"The insurance industry gives money to both sides. They'd be saying, 'Look, you guys may hate each other, but you've got to get something done here,' " said Donald Taylor, of Duke University, an associate professor of public policy who blogs on health care and other topics.
Sen. Roy Blunt, R-Mo., said recently that he anticipates the political parties would work together to continue to allow young adults to stay on their parents' health policies.
A report from the Commonwealth Fund estimated that 6.6 million young adults have taken advantage of the benefit, while a new Gallup survey showed the uninsured rate for people ages 18-25 continues to decline, down to 23 percent from 28 percent when the law took effect.
In the House, Majority Leader Eric Cantor, R-Va., said recently that his party would proceed after the repeal vote on separate proposals such as bolstering health savings accounts and allowing the purchase of insurance across state lines.
Meanwhile, the White House has sought to project confidence that the court will uphold President Barack Obama's defining accomplishment.
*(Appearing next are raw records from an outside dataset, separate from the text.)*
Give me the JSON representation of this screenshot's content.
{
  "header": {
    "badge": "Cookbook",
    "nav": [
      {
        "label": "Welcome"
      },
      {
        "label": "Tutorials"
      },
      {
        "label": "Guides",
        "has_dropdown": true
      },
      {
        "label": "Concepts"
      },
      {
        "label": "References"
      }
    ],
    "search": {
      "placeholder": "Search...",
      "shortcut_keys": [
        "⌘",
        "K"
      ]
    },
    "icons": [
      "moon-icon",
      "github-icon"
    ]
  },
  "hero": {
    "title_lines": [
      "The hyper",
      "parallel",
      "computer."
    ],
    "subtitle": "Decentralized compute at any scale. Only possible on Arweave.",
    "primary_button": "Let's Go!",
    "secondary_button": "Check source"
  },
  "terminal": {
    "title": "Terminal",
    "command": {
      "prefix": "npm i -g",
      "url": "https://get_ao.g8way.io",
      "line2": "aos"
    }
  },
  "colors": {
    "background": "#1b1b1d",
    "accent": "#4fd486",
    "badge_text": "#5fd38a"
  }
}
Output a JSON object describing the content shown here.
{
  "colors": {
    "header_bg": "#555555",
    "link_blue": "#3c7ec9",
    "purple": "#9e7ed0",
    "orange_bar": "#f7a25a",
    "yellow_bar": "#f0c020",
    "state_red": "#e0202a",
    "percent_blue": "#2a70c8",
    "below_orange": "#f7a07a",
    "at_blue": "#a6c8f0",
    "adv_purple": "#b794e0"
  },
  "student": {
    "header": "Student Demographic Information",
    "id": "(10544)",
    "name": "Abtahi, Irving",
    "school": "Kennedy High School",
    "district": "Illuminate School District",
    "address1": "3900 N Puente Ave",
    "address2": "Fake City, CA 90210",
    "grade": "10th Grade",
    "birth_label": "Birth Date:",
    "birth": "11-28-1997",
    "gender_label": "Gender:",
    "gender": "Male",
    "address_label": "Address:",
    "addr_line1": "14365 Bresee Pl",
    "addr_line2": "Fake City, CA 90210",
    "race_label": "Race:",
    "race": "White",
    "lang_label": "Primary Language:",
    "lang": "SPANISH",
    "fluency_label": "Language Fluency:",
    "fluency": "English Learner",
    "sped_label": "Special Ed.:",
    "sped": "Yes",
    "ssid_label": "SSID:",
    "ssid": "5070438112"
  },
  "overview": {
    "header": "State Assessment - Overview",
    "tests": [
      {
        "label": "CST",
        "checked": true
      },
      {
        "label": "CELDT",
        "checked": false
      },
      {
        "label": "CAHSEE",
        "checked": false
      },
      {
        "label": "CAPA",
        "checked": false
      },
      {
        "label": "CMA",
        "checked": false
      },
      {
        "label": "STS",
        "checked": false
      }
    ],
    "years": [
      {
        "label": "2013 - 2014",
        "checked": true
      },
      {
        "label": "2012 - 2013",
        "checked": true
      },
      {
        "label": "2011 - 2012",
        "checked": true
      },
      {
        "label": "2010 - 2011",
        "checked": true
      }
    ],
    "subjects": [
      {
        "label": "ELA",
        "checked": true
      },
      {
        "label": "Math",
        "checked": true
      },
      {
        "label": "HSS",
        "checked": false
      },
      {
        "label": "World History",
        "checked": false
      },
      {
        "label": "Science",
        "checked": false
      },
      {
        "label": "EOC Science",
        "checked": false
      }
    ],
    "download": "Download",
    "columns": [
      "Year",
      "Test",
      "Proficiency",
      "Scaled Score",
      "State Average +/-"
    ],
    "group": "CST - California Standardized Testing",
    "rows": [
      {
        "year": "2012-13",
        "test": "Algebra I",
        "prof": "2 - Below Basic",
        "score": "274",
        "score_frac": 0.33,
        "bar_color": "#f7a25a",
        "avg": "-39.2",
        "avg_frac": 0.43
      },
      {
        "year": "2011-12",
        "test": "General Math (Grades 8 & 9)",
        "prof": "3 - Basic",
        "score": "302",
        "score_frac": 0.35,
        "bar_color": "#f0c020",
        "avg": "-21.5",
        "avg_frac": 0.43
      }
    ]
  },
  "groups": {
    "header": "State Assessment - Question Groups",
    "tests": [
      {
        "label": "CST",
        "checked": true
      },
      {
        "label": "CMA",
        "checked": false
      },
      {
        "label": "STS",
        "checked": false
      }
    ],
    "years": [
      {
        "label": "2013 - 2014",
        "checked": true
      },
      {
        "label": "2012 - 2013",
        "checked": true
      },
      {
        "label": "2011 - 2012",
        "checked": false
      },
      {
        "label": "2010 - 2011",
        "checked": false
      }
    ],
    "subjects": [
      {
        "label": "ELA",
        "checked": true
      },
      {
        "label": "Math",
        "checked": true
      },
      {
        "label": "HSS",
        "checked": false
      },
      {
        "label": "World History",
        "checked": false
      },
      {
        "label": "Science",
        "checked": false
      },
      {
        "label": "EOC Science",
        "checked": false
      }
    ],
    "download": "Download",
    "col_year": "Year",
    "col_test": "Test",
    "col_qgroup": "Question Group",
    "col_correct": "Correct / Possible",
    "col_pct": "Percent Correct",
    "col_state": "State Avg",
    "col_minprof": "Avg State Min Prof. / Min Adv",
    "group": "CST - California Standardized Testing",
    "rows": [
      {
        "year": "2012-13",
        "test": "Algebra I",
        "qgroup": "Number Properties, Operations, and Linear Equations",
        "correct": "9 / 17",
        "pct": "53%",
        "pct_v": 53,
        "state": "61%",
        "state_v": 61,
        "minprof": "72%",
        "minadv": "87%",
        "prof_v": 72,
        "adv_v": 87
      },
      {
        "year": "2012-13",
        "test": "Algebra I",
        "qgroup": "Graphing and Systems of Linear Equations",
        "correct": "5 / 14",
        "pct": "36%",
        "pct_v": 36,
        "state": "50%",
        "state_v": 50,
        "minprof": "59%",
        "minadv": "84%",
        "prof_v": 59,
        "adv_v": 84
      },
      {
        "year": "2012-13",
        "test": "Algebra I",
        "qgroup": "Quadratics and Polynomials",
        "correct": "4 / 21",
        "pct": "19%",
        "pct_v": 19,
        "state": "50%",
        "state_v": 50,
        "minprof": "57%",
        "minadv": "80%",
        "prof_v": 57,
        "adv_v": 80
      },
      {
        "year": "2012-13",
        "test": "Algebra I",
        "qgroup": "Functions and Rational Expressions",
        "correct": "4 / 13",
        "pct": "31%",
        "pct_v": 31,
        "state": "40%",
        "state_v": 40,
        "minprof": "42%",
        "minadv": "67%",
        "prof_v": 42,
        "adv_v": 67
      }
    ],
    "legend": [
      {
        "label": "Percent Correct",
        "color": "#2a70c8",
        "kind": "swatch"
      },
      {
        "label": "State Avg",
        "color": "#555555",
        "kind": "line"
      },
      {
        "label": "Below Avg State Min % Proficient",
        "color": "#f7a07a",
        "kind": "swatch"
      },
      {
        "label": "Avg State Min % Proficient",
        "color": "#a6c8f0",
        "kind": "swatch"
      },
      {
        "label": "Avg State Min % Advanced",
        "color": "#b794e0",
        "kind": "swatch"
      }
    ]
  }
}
That could give Obama an election-year boost and blunt an argument being used against Missouri Sen. Claire McCaskill and other Democrats on the November ballot.
If the law is struck down, Democrats see a silver lining: the ability to go on the attack against Republicans after being bludgeoned themselves since 2010 for engineering a law that is unpopular in its entirety.
In the pocket cards distributed to House Democrats, a column that reads Numbers to Know recommends talking about how 86 million people have received free preventive care services under the Affordable Care Act and 17 million children with pre-existing conditions can no longer be denied coverage.
No matter what the court does, there is a consensus that Congress and whoever occupies the White House next year will need to act given the increasing burdens of health care costs, which the Affordable Care Act does little to address.
Before then, as Duke's Taylor suggested, the chance of anything substantial out of the Congress could be remote.
"It seems to me that both sides think they can win one more election by saying we're not as bad as the other side," he said.
The Associated Press contributed to this report.